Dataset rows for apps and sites
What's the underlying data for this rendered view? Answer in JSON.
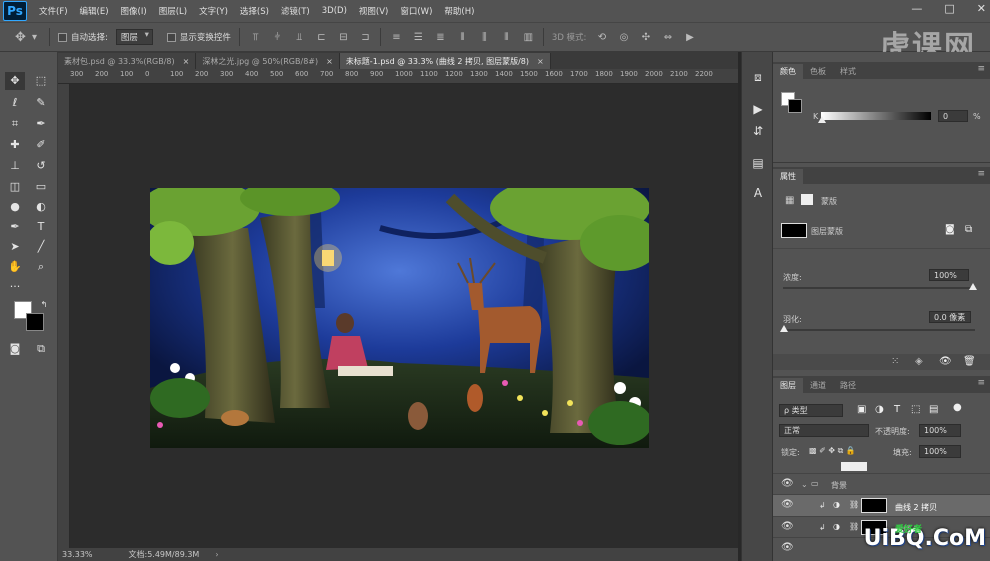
{
  "app": {
    "logo": "Ps"
  },
  "menu": [
    "文件(F)",
    "编辑(E)",
    "图像(I)",
    "图层(L)",
    "文字(Y)",
    "选择(S)",
    "滤镜(T)",
    "3D(D)",
    "视图(V)",
    "窗口(W)",
    "帮助(H)"
  ],
  "window_controls": {
    "minimize": "—",
    "maximize": "□",
    "close": "✕"
  },
  "options": {
    "auto_select_label": "自动选择:",
    "auto_select_value": "图层",
    "show_transform_label": "显示变换控件",
    "mode_label": "3D 模式:"
  },
  "tabs": [
    {
      "label": "素材包.psd @ 33.3%(RGB/8)",
      "close": "×",
      "active": false
    },
    {
      "label": "深林之光.jpg @ 50%(RGB/8#)",
      "close": "×",
      "active": false
    },
    {
      "label": "未标题-1.psd @ 33.3% (曲线 2 拷贝, 图层蒙版/8)",
      "close": "×",
      "active": true
    }
  ],
  "ruler_ticks": [
    "300",
    "200",
    "100",
    "0",
    "100",
    "200",
    "300",
    "400",
    "500",
    "600",
    "700",
    "800",
    "900",
    "1000",
    "1100",
    "1200",
    "1300",
    "1400",
    "1500",
    "1600",
    "1700",
    "1800",
    "1900",
    "2000",
    "2100",
    "2200"
  ],
  "status": {
    "zoom": "33.33%",
    "doc": "文档:5.49M/89.3M"
  },
  "color_panel": {
    "tabs": [
      "颜色",
      "色板",
      "样式"
    ],
    "channel": "K",
    "value": "0",
    "unit": "%"
  },
  "properties_panel": {
    "title": "属性",
    "mask_label": "蒙版",
    "layer_mask_label": "图层蒙版",
    "density_label": "浓度:",
    "density_value": "100%",
    "feather_label": "羽化:",
    "feather_value": "0.0 像素"
  },
  "layers_panel": {
    "tabs": [
      "图层",
      "通道",
      "路径"
    ],
    "filter_label": "ρ 类型",
    "blend_mode": "正常",
    "opacity_label": "不透明度:",
    "opacity_value": "100%",
    "lock_label": "锁定:",
    "fill_label": "填充:",
    "fill_value": "100%",
    "layers": [
      {
        "name": "背景",
        "type": "group"
      },
      {
        "name": "曲线 2 拷贝",
        "type": "adjustment"
      },
      {
        "name": "曲线 2",
        "type": "adjustment"
      }
    ]
  },
  "watermarks": {
    "top": "虎课网",
    "bottom": "UiBQ.CoM",
    "bottom_small": "爱好者"
  },
  "colors": {
    "ps_blue": "#31a8ff",
    "ui_dark": "#535353",
    "canvas_bg": "#2c2c2c"
  }
}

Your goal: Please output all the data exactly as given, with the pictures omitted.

Answer for this exercise:
What's the underlying data for this rendered view? Answer in JSON.
{
  "app": {
    "logo": "Ps"
  },
  "menu": [
    "文件(F)",
    "编辑(E)",
    "图像(I)",
    "图层(L)",
    "文字(Y)",
    "选择(S)",
    "滤镜(T)",
    "3D(D)",
    "视图(V)",
    "窗口(W)",
    "帮助(H)"
  ],
  "window_controls": {
    "minimize": "—",
    "maximize": "□",
    "close": "✕"
  },
  "options": {
    "auto_select_label": "自动选择:",
    "auto_select_value": "图层",
    "show_transform_label": "显示变换控件",
    "mode_label": "3D 模式:"
  },
  "tabs": [
    {
      "label": "素材包.psd @ 33.3%(RGB/8)",
      "close": "×",
      "active": false
    },
    {
      "label": "深林之光.jpg @ 50%(RGB/8#)",
      "close": "×",
      "active": false
    },
    {
      "label": "未标题-1.psd @ 33.3% (曲线 2 拷贝, 图层蒙版/8)",
      "close": "×",
      "active": true
    }
  ],
  "ruler_ticks": [
    "300",
    "200",
    "100",
    "0",
    "100",
    "200",
    "300",
    "400",
    "500",
    "600",
    "700",
    "800",
    "900",
    "1000",
    "1100",
    "1200",
    "1300",
    "1400",
    "1500",
    "1600",
    "1700",
    "1800",
    "1900",
    "2000",
    "2100",
    "2200"
  ],
  "status": {
    "zoom": "33.33%",
    "doc": "文档:5.49M/89.3M"
  },
  "color_panel": {
    "tabs": [
      "颜色",
      "色板",
      "样式"
    ],
    "channel": "K",
    "value": "0",
    "unit": "%"
  },
  "properties_panel": {
    "title": "属性",
    "mask_label": "蒙版",
    "layer_mask_label": "图层蒙版",
    "density_label": "浓度:",
    "density_value": "100%",
    "feather_label": "羽化:",
    "feather_value": "0.0 像素"
  },
  "layers_panel": {
    "tabs": [
      "图层",
      "通道",
      "路径"
    ],
    "filter_label": "ρ 类型",
    "blend_mode": "正常",
    "opacity_label": "不透明度:",
    "opacity_value": "100%",
    "lock_label": "锁定:",
    "fill_label": "填充:",
    "fill_value": "100%",
    "layers": [
      {
        "name": "背景",
        "type": "group"
      },
      {
        "name": "曲线 2 拷贝",
        "type": "adjustment"
      },
      {
        "name": "曲线 2",
        "type": "adjustment"
      }
    ]
  },
  "watermarks": {
    "top": "虎课网",
    "bottom": "UiBQ.CoM",
    "bottom_small": "爱好者"
  },
  "colors": {
    "ps_blue": "#31a8ff",
    "ui_dark": "#535353",
    "canvas_bg": "#2c2c2c"
  }
}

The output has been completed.